    prospective randomized trials comparing the two treatment modalities have completed.
    Propensity score matching analysis allows for matching across a broad range of baseline factors, producing two similar groups for comparison [13,14]. In this study, we performed a comprehensive PSM analysis designed to compare the outcomes of two potentially curative approaches for stage I–II NSCLC using uniform definitions of recurrence and survival from recently completed and ongoing clinical trials. We hypothesized that locoregional control (LRC) and cancer-specific survival (CSS) in r> early-stage NSCLC patients undergoing surgery or SBRT may be comparable.
    Materials and Methods
    Study Population
    Patients with cytologically/histologically or clinically confirmed NSCLC from January 2012 to December 2017 were eligible for inclusion in the study. They were staged according to the findings of chest computed tomography (CT). Patients with radiologically suspicious lymph nodes underwent endobronchial ultrasonography or mediastinoscopy.
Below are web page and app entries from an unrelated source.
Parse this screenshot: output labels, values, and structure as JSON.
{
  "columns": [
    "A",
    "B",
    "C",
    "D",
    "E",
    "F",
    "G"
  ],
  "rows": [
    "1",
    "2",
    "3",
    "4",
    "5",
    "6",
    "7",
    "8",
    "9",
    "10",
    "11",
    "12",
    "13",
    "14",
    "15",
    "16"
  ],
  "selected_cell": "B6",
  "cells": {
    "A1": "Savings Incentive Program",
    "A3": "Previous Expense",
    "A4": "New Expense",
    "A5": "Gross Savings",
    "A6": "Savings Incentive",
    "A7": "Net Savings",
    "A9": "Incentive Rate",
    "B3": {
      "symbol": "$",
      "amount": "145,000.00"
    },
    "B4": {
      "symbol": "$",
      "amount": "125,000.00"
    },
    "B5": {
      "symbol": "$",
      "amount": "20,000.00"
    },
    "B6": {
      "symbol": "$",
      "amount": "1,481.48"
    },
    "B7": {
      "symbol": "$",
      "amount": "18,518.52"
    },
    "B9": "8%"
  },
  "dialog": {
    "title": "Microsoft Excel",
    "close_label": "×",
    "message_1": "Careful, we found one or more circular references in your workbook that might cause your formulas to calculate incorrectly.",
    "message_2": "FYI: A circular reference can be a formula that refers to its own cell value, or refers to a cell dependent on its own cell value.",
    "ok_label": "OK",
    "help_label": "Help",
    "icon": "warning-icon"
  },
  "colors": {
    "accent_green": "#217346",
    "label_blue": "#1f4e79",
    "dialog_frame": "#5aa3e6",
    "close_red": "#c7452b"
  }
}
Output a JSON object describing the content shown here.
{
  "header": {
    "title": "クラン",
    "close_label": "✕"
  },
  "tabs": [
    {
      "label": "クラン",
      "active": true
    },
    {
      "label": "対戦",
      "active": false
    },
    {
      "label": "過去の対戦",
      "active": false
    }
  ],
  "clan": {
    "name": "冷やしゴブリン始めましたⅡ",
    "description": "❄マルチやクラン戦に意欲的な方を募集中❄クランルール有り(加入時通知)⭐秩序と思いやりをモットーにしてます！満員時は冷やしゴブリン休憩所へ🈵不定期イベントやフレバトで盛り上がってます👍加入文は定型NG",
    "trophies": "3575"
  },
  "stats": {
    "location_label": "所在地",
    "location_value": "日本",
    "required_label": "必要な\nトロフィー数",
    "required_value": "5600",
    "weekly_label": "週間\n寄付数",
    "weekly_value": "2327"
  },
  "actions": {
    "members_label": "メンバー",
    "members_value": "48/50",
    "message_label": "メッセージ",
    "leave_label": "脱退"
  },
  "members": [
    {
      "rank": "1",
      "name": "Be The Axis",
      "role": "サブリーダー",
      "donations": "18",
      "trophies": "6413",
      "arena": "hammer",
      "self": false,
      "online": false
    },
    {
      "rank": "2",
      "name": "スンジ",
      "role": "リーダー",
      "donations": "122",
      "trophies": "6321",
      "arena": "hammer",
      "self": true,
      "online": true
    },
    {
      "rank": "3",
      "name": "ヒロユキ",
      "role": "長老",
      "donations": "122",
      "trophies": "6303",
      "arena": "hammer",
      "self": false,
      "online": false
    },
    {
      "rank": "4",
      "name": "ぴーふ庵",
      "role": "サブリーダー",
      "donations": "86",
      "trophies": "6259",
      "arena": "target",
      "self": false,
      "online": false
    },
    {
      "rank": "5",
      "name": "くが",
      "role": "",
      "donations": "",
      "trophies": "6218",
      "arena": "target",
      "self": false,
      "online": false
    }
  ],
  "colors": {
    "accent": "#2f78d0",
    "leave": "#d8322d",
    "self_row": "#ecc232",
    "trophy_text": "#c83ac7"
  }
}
In addition, patients underwent bone imaging and brain magnetic resonance imaging or fludeoxyglucose-positron-emission tomography (18FDG-PET) to identify the presence of T1–2 N0 M0. Disease staging was performed using the Unite and Support the Cancer Community (UICC) TNM-7th edition. The indications were fully examined and discussed among patients, surgeons, radiation oncologists, and diagnostic radiologists. All multidisciplin-ary consultations were recorded in detail. Patients with adequate pulmonary function to tolerate at least a lobectomy and absence of other contraindicating medical comorbidity—according to the thoracic surgeon—were selected for lobar resection. Radical lymph node dissection was performed in accordance with the current guidelines [15]. Inoperable patients—according to the thoracic surgeon—and those who refused sublobar resection were selected for SBRT. Target coverage, conformality, and normal tissue constraints were investigated according to the protocol for the clinical trial Radiotherapy Oncology Group (RTOG) 0236 [16]. Treatment plans were optimized to limit the administration of high doses to regions of organs at risk. This was achieved using more fractions and a lower dose per fraction for larger tumors and those adjacent to critical organs [17]. Biological effective dose (BED) was calculated using BEDα/β = nd(1+ d/α/β), where n = number of fractions, d = dose per fraction, and α/β = 10 for the tumor in line with prior reports [18]. Patients received a median BED10 of 100 Gy (range: 71–120 Gy). Exclusion criteria included patients with Karnofsky Performance Status ≤60; other antitumor therapy within 3 months prior to surgery or SBRT; local recurrence and distant metastasis within 3 months after surgery or SBRT; and lost to follow-up.